As an entrepreneur, recognizing the worth of your business is incredibly important. This is because your business no matter how small it might be is one of your significant assets. Besides that, being always aware of how valuable your business makes it easy for you to make urgent decisions.
For instance, you might need to make an urgent exit, and if you are aware of the value of your small or medium-sized entity, then your succession process will be exceptionally smooth sailing as you will get what you deserve and be merry on your way. There are plenty of other reasons why you should ensure your business undergoes valuation every year. We have outlined them below, as well as the various techniques used in business valuation.
What Exactly Does Business Valuation Mean?

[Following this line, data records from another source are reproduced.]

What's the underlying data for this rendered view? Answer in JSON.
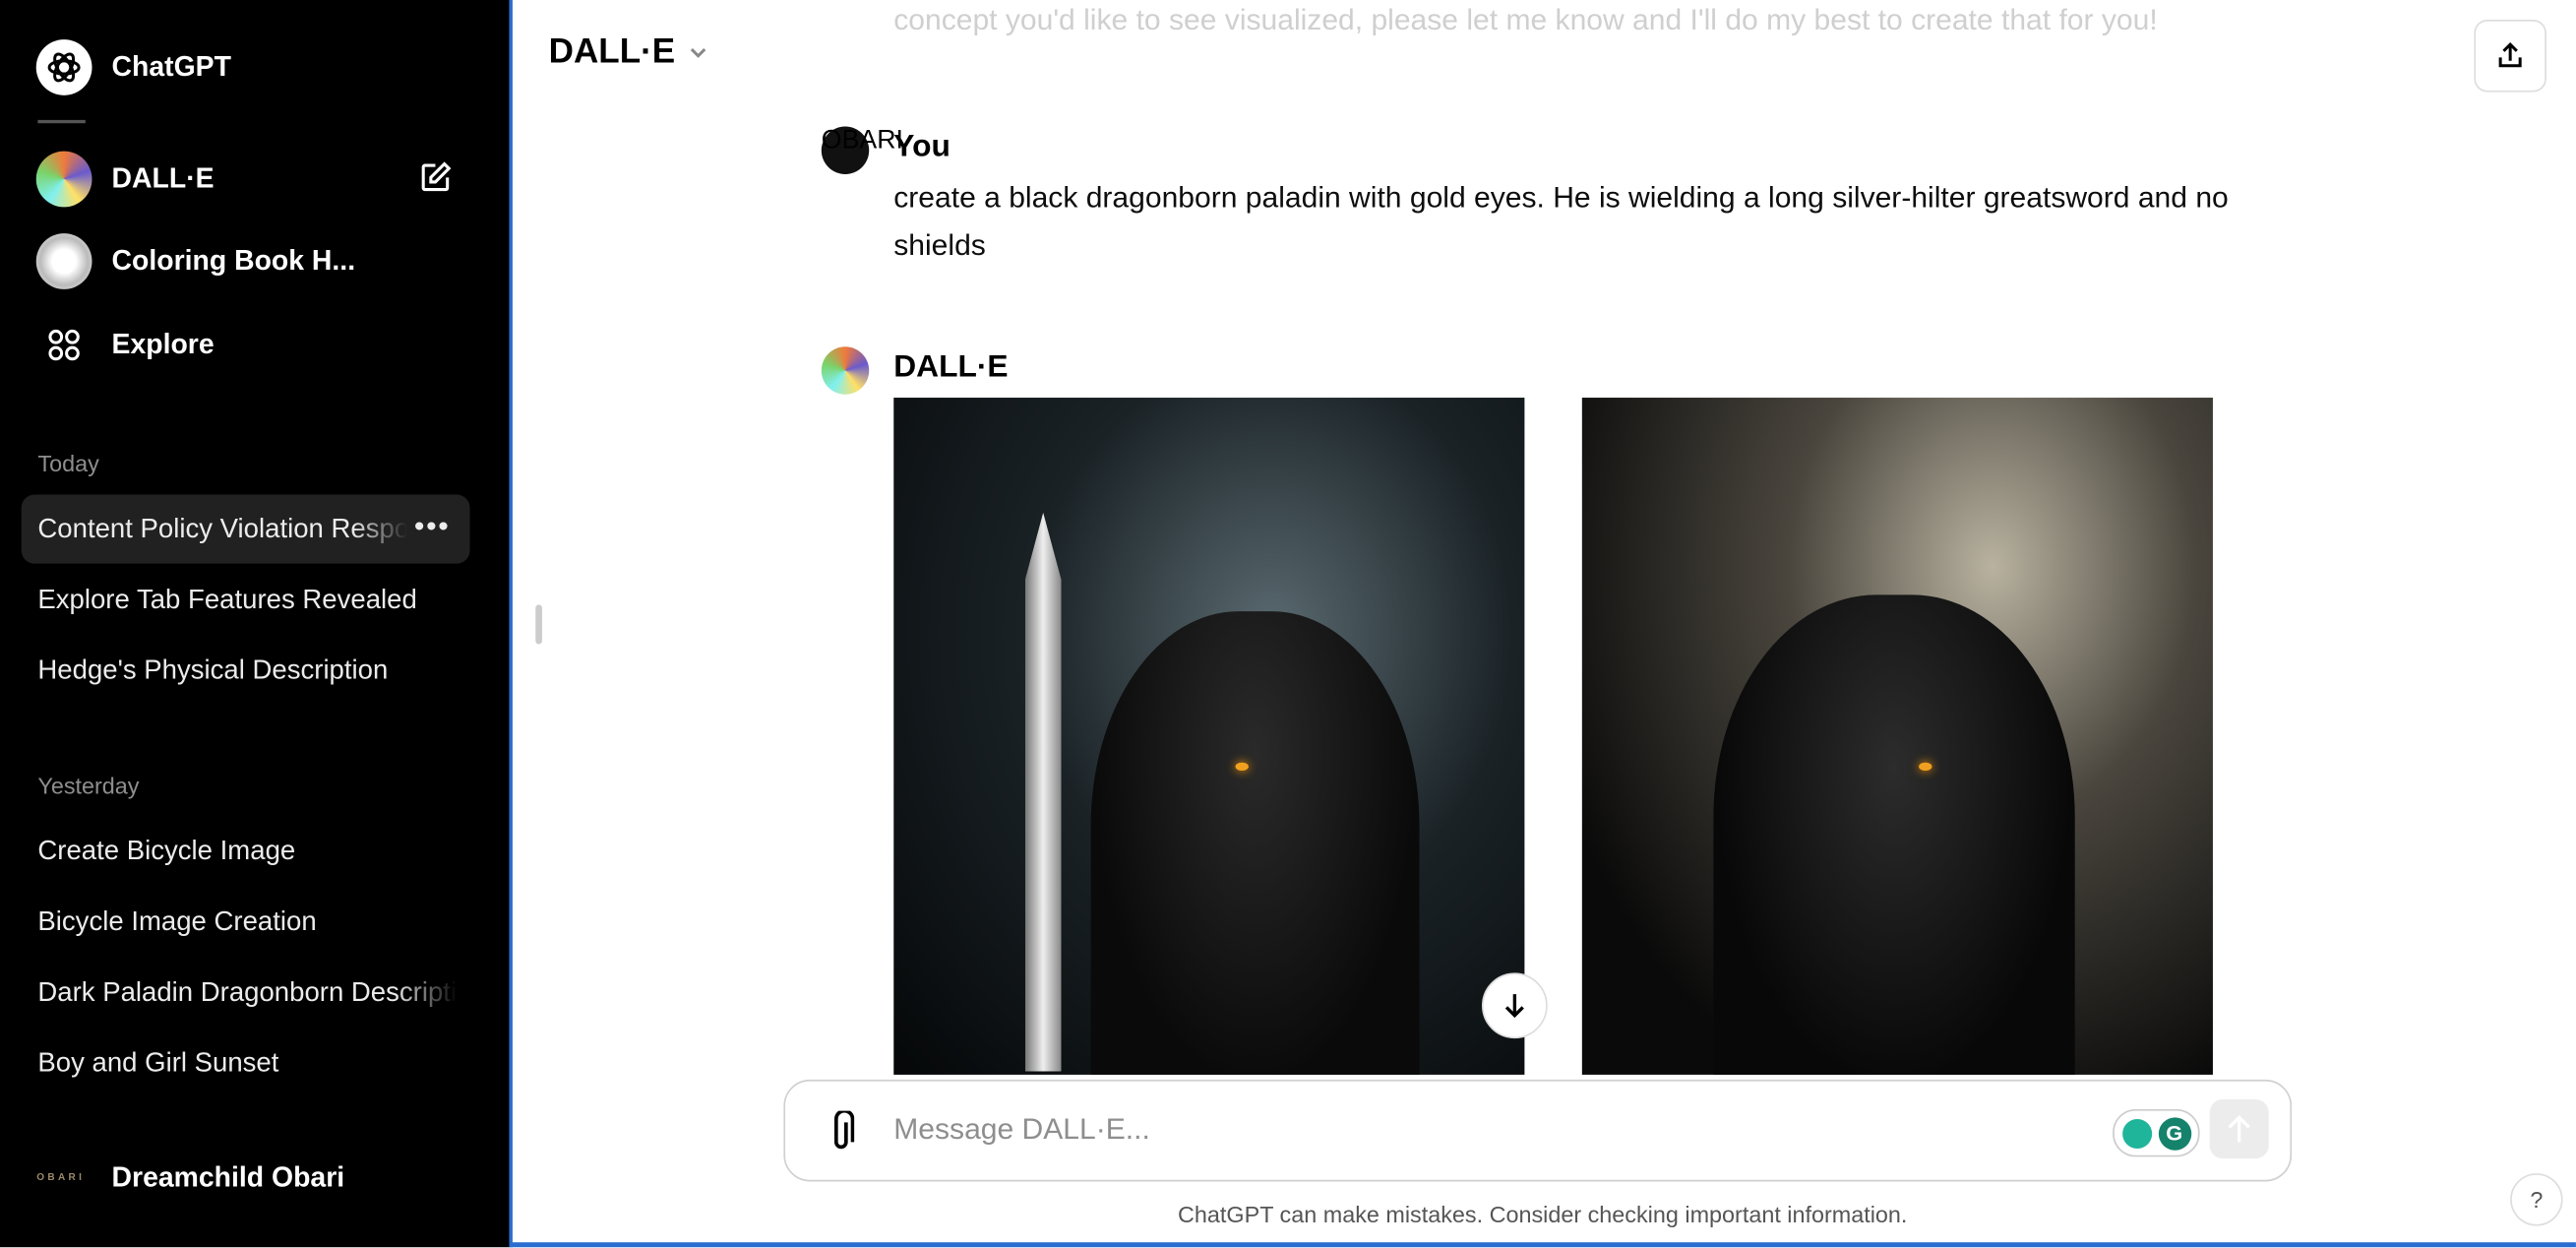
{
  "sidebar": {
    "brand": "ChatGPT",
    "gpts": [
      {
        "label": "DALL·E",
        "icon": "dalle-icon"
      },
      {
        "label": "Coloring Book H...",
        "icon": "coloring-book-icon"
      },
      {
        "label": "Explore",
        "icon": "grid-icon"
      }
    ],
    "sections": [
      {
        "title": "Today",
        "items": [
          "Content Policy Violation Response",
          "Explore Tab Features Revealed",
          "Hedge's Physical Description"
        ]
      },
      {
        "title": "Yesterday",
        "items": [
          "Create Bicycle Image",
          "Bicycle Image Creation",
          "Dark Paladin Dragonborn Description",
          "Boy and Girl Sunset"
        ]
      }
    ],
    "user": {
      "name": "Dreamchild Obari",
      "avatar_text": "OBARI"
    }
  },
  "header": {
    "title": "DALL·E"
  },
  "chat": {
    "previous_tail": "concept you'd like to see visualized, please let me know and I'll do my best to create that for you!",
    "messages": [
      {
        "author": "You",
        "text": "create a black dragonborn paladin with gold eyes. He is wielding a long silver-hilter greatsword and no shields"
      },
      {
        "author": "DALL·E",
        "images": 2
      }
    ]
  },
  "composer": {
    "placeholder": "Message DALL·E..."
  },
  "footer": {
    "disclaimer": "ChatGPT can make mistakes. Consider checking important information.",
    "help": "?"
  },
  "colors": {
    "accent": "#2b6cd0",
    "sidebar_bg": "#000000",
    "grammarly": "#15826b"
  }
}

To put it simply, a business valuation refers to the procedures and processes that help determine the economic worth of an entity. Most companies carry out an assessment every year for various purposes the primary one being to determine the value of the entity. A small business valuation is also highly significant as it allows the entrepreneur to decide whether the business is experiencing growth, stagnation or a decline.
Other common reasons why businesses conduct valuations are as follows
– For exit or retirement strategy planning
– To evaluate the value of an offer placed by an investor interested in buying the business and negotiate the sale hence coming up with a price that is acceptable to both parties.
– To determine the capital gain
– For conflict resolution among shareholders or partners.
– To justify the annual per share value of ESOP
– To value a business while it’s undergoing a bankruptcy process
– For the equitable division of assets during a marital dissolution
– For mergers and acquisitions
Even though there are myriad other reasons why entities carry out business valuations, the above are the most common. Now that you are aware why this process is of the essence, below are the various methods used to determine the worth of a business.
In this approach, your appraiser, or the company you’ve hired to conduct the valuation usually takes all your assets into account and deducts the liabilities. In other words, the appraiser adds all receivables, for instance, cash, property, stock, equipment and any other assets that are under the business name together, and then deducts liabilities, such as bank debts from the total. What remains is termed as the net asset value and is also your business’s value.
Income Approach and Market Approach
As the name suggests, this methodology determines the value of a business based on its income. This approach focuses on discretionary and net cash flow and additionally the capitalization of earnings. In this approach, the appraiser determines the economic worth of an entity by comparing it to businesses that are similar to your which have undergone a recent sale. However, it is effective if there are many businesses in the same realm as you.